PROVIDED DATA START

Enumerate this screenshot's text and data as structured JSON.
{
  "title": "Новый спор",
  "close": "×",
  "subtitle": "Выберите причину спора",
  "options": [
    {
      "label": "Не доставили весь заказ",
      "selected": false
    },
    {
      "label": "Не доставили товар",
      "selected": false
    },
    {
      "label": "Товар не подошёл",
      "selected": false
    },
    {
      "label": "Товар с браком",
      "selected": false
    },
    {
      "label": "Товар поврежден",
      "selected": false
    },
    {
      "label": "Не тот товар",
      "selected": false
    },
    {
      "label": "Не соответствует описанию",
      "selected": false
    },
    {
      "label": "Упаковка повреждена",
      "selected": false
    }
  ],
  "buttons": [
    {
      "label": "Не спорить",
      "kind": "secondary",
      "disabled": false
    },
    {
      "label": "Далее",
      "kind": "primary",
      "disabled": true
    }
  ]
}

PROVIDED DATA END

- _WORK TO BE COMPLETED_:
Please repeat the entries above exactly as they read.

- _WRITTEN SOLUTION_:
Enumerate this screenshot's text and data as structured JSON.
{
  "title": "Новый спор",
  "close": "×",
  "subtitle": "Выберите причину спора",
  "options": [
    {
      "label": "Не доставили весь заказ",
      "selected": false
    },
    {
      "label": "Не доставили товар",
      "selected": false
    },
    {
      "label": "Товар не подошёл",
      "selected": false
    },
    {
      "label": "Товар с браком",
      "selected": false
    },
    {
      "label": "Товар поврежден",
      "selected": false
    },
    {
      "label": "Не тот товар",
      "selected": false
    },
    {
      "label": "Не соответствует описанию",
      "selected": false
    },
    {
      "label": "Упаковка повреждена",
      "selected": false
    }
  ],
  "buttons": [
    {
      "label": "Не спорить",
      "kind": "secondary",
      "disabled": false
    },
    {
      "label": "Далее",
      "kind": "primary",
      "disabled": true
    }
  ]
}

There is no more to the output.